–Mary Ann Gwinn (The Star Tribune)

Donald Antrim_One Friday in April: A Story of Suicide and Survival Cover

4. One Friday in April: A Story of Suicide and Survival by Donald Antrim
(W. W. Norton)

6 Rave • 3 Positive
Read an interview with Donald Antrim here

“… [an[ engrossing, necessary book … this is not an empirical study. Rather, it is intimate testimony from someone who has lived through an illness long shrouded in silence, shame and sin. Antrim speaks with the moral authority of the survivor … Antrim’s inventive, circular prose style reflects his sense of warped time: Hours bend, fragment, compress, extend. The narrative catapults forward, then backward—a kind of chronological whiplash that dislocates us in time and place … Just when we start to put the pieces of Antrim’s life together, he wrenches us away from the relief of comprehension. The medium is the message: Suicide, as Antrim understands it, is a continuum of emotional pain … One hopes this brief, courageous book will bring us closer to the ‘paradigm shift’ Antrim seeks—a reckoning that could bring about better funding for mental health research, more affordable psychiatric beds and less societal stigma.”

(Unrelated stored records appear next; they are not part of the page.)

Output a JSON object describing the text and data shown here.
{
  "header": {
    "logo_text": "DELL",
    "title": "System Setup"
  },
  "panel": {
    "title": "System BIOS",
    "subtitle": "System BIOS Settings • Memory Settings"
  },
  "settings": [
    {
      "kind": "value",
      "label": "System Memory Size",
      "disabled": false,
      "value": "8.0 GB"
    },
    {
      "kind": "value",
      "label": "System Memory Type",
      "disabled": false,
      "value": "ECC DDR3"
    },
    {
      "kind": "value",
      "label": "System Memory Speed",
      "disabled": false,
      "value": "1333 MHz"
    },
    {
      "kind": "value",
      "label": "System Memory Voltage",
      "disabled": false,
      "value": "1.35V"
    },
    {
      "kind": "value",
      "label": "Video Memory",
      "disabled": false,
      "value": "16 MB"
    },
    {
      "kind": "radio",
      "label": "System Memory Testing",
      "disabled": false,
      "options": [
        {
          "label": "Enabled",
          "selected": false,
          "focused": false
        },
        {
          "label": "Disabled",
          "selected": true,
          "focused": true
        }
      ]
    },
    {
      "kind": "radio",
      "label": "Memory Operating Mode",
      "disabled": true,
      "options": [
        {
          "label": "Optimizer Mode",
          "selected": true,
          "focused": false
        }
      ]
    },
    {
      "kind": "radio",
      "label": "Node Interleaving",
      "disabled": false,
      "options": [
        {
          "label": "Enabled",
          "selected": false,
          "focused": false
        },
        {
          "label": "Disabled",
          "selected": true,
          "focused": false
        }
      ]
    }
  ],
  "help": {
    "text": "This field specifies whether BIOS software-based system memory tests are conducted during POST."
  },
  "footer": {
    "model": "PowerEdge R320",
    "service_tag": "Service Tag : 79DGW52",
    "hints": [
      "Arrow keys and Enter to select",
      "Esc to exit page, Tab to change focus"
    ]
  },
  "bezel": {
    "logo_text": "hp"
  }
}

–Heather Clark (The New York Times)

Unprotected: A Memoir_Billy Porter

5. Unprotected: A Memoir by Billy Porter
(Abrams Press)

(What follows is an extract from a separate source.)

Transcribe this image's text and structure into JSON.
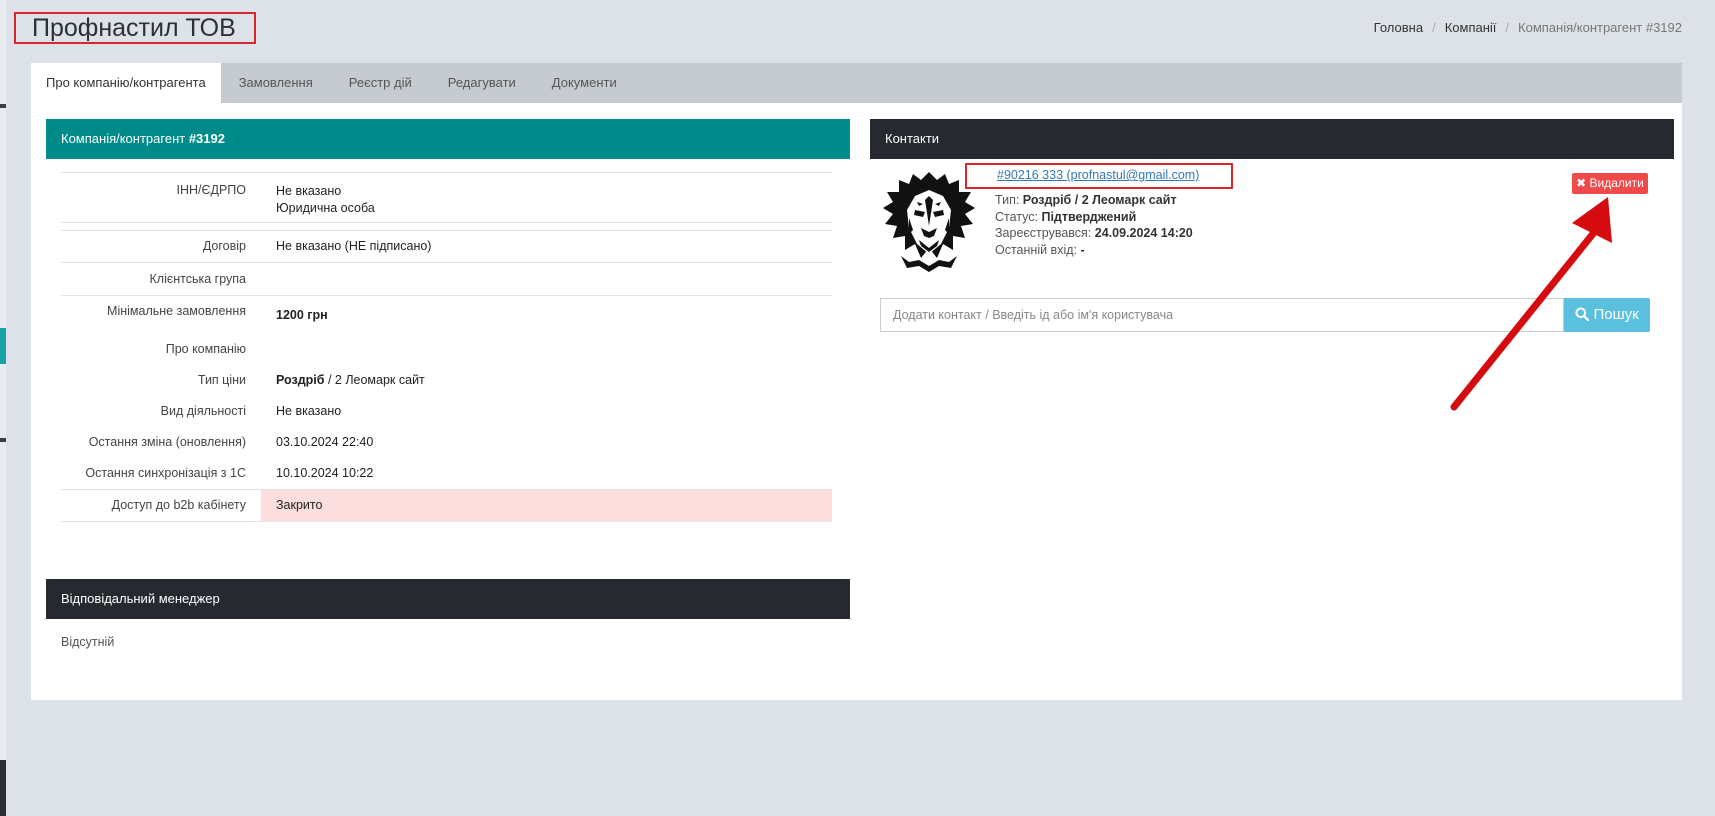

4 Rave • 2 Positive

“… stirring … Through his experience as a gay Black man, repeatedly subjected to unspeakable pain, Porter delivers a searing indictment of how America treats race, sexuality and anyone outside the norm. Clear and piercing, his justified indignation is as defined as his singular singing voice and flashy fashion … With raw vulnerability, Porter opens up on how the effects of childhood abuse long prevented him from loving Black men romantically … Porter’s recollections are vivid and his prose playful, packed with amusing colloquialisms and no shortage of sass … Even if Porter’s sharpest barbs seem saved for the church and the GOP, he doesn’t hold back when confronting Broadway’s and Hollywood’s systemic shortcomings … Porter is also refreshingly candid on the allure of fame and industry accolades … Whether he’s reliving triumphs or trauma, Porter bears his soul—just as he did all those years ago on that high school stage, bloodied and bruised. When faced with such honest audacity, one can only applaud.”

–Thomas Floyd (The Washington Post)